Canada has seized and sold some $30 million worth of Iranian assets, court documents indicate. The funds were transferred to American families seeking compensation over terrorist acts that were all pinned on Tehran.
The confiscated assets include two buildings – the Iranian Cultural Center in Ottawa and Center for Iranian Studies in Toronto – as well as some $2.6 million seized from Iranian bank accounts and a couple of vehicles.
The two properties have been sold for $26.5 and $1.85 million respectively, while the proceeding were transferred to several families in the US, who sought share of the assets as a compensation for various acts of terrorism they blamed on Iran. Court documents confirming that the funds have been distributed are dated August 7, yet only caught eye of local media on Friday.

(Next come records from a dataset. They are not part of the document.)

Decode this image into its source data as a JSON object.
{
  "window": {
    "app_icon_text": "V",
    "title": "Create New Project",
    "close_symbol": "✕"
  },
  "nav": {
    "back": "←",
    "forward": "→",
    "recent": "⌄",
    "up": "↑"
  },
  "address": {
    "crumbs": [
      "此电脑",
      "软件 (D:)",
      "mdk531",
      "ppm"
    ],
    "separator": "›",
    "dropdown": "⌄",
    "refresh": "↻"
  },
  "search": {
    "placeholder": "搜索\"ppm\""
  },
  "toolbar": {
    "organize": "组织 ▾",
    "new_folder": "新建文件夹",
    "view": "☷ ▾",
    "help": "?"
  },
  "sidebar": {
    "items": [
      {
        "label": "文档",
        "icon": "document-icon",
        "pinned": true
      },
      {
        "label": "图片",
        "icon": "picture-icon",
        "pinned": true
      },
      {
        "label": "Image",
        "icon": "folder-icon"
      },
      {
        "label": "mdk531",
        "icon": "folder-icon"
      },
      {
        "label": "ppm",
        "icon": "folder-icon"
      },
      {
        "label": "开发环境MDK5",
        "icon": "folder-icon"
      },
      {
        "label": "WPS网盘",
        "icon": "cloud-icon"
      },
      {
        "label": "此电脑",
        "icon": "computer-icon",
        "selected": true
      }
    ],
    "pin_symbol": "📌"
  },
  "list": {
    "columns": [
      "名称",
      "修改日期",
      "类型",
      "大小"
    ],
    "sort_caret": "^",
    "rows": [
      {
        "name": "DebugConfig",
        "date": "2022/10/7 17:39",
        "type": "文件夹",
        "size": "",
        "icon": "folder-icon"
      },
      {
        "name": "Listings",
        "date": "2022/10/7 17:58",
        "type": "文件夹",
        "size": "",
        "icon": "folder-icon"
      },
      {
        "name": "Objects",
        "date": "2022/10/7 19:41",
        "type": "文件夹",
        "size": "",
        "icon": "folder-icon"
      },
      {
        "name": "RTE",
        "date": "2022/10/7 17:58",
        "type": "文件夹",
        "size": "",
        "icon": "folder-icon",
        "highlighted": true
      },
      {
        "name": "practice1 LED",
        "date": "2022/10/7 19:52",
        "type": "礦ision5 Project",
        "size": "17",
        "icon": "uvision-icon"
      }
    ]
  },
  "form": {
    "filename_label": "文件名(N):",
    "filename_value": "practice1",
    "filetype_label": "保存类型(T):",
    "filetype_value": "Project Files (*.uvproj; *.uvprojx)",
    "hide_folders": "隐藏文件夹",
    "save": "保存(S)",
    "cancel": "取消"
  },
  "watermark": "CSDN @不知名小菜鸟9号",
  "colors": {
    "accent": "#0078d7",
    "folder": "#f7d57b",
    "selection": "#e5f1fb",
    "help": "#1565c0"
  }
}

The recipients of the compensations include the family of Marla Bennett, a US exchange student killed in bombing of the Hebrew University in Jerusalem back in 2002, as well as Edward Tracy and Joseph Cicippio, who were held hostage in Lebanon from 1986 to 1991. These attacks have been blamed either on Hezbollah or Hamas, two organizations allegedly supported by Iran.
While foreign governments are typically immune to lawsuits, Canada adopted the so-called Justice for Victims of Terrorism Act back in 2012 that makes an exception of “state sponsors of terrorism.” Currently, only two countries – Iran and Syria – are on the Canadian blacklist.
The Canadian case against Iran has been dragging for a few years, and the Islamic Republic tried to challenge the property seizure, demanding some actual proof from the claimants. The mere presence of Iran on the terrorist list was appearently enough to dismiss that appeal, however.
Tehran has been rejecting all the allegations of its involvement into the terrorist acts, branding the whole case “politically motivated.”